In tumultuous times like this, demands on the government from its people for help, as well as a fall in tax receipts means that the immediate cash flow position will become more and more critical over the ensuing weeks and months.
So Japan is in the process of calling in much of its liquid assets it holds outside of the Yen. The chart below shows the recent movements of the Yen over the last month and pay particular note of the rapid increase in value of the Yen/USD post the earthquake on Friday.
So the race to repatriate overseas foreign reserves is on in earnest and will continue into the future.
If you think we are immune, take a look at the Yen/AUD chart over the same period.
So the Japanese Yen is appreciating rapidly as BoJ brings home all the booty it has been storing up overseas so it can help its own.
So what does all this mean?
As Japan calls in all its storehouse of foreign reserves, these massive flows of capital throughout the world will start to have the following effects:
- Japanese exporters will be increasingly marginalised as the Yen appreciates in every foreign currency making it more difficult for Japanese manufacturers to compete;
- Japanese imports will become cheaper as the Yen appreciates quickly, making overseas companies, particularly Chinese manufacturers, with a whole new competitive edge that the Chinese particularly will not miss;
- Japanese manufacturers could start to buckle under the pressure, with closures and more unemployment, adding further to the government malaise;
- Japanese GDP will shrink resulting in lower tax revenues for the government;
- Interest rates will rise rapidly as the government has to borrow more and more to pay the bills;
- Inflation could rise rapidly under the weight of higher interest rates and wage demands;
- The Japanese economy could fall into a debt-driven deflation for an extended period, or the Japanese Yen could eventually collapse leading to Hyper-inflation and asset devaluation.

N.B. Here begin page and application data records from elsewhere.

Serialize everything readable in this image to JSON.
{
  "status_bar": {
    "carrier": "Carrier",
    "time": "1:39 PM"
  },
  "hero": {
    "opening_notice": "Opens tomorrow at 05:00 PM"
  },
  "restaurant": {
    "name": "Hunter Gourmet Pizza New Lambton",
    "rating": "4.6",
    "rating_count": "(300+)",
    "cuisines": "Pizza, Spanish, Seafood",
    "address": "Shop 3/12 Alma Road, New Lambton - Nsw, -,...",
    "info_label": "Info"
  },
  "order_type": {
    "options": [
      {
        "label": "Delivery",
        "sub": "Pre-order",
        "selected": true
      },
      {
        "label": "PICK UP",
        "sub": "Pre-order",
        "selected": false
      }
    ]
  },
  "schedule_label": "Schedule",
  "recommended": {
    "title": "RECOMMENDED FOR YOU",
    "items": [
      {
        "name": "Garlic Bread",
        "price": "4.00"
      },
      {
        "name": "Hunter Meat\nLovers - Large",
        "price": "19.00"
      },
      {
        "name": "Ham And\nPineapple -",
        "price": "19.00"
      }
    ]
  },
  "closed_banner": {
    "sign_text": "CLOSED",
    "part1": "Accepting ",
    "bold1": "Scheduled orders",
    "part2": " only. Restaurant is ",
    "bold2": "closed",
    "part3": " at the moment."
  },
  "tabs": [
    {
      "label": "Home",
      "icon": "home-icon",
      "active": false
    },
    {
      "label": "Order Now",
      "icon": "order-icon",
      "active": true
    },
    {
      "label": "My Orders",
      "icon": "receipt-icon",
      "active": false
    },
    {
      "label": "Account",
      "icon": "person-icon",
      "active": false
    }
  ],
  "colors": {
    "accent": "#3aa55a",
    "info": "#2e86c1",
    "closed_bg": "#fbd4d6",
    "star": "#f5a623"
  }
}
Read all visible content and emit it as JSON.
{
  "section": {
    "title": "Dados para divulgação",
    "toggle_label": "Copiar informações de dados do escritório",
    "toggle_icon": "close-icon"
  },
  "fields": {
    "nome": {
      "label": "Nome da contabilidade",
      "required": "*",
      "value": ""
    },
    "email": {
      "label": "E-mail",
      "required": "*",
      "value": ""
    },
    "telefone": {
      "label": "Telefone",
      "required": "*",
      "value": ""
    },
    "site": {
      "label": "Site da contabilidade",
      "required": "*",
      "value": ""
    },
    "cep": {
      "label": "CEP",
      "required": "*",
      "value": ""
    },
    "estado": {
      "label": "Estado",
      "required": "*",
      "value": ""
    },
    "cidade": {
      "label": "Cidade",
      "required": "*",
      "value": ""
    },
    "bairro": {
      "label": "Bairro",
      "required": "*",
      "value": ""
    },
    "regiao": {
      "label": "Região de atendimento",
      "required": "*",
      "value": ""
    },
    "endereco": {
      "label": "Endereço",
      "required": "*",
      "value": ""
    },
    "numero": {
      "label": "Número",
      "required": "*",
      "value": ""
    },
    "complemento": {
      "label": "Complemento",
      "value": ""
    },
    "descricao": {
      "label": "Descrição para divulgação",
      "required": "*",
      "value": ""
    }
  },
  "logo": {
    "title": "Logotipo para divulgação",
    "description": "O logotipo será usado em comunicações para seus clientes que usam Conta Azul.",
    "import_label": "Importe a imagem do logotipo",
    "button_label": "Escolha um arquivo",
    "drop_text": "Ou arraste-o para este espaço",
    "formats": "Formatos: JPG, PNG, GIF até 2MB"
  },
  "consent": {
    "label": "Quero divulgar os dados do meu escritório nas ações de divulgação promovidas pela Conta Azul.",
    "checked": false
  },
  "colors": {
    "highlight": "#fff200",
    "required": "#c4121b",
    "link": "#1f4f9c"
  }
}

Either way, all roads look like leading to an economic storm in Japan that WILL affect the rest of the world.
I have not taken into consideration above if the nuclear meltdown scenario reaches its ultimate conclusion. That will force a complete re-think of how Japan will energise itself in the future. This scenario is would be catastrophic for an energy intensive Japan.
How Can This Affect The World Economy?
Japan is either the second or third largest economy in the world, depending on how you measure it.
The economic shock to the rest of the world of an impotent Japanese economy will be devastating. The immediate risk is that posed to the US economy particularly.
Please click here to see for yourself the current debt position of the US economy, the largest in the world by a long way. These numbers are just plain staggering.
So if the Japanese decide to sell their US Treasuries, the following could be the result:
- US Bond Yields could rapidly escalate, driving up interest rates and inflation in the US and vastly increasing the interest expenditure of the US government;
- The resultant rapid fall in US Treasury values could force other foreign US Treasury holders to reassess their position in US Treasuries as an asset class, and commence to sell off their holdings;
- This could start a run on US Treasuries as both foreign debt holders and local banks panic and dump US Treasuries;
- The US government could default on its debt obligations and cause huge losses to Treasury holders;
- This will cause panic on the stock market and start a run on US stocks;
- If the above plays out, the USD will collapse, causing Hyper-inflation and the collapse of the US economy.
- After this, the rest of the world is in it up to its arm pits as the debt-ridden global financial system melts down as banks collapse across the globe.
So before you is the Black Swan! The one little act of nature that could trigger a whole set of events that eventually leads to an overall decline in world markets.
If all this transpires, are you ready for it?
What do you need to do?
These are terrifying times for those adopting a buy and hold unprotected share market based strategy.
Do you have a strategy that can deal with what is happening and the times ahead?
Make an appointment and come and see us.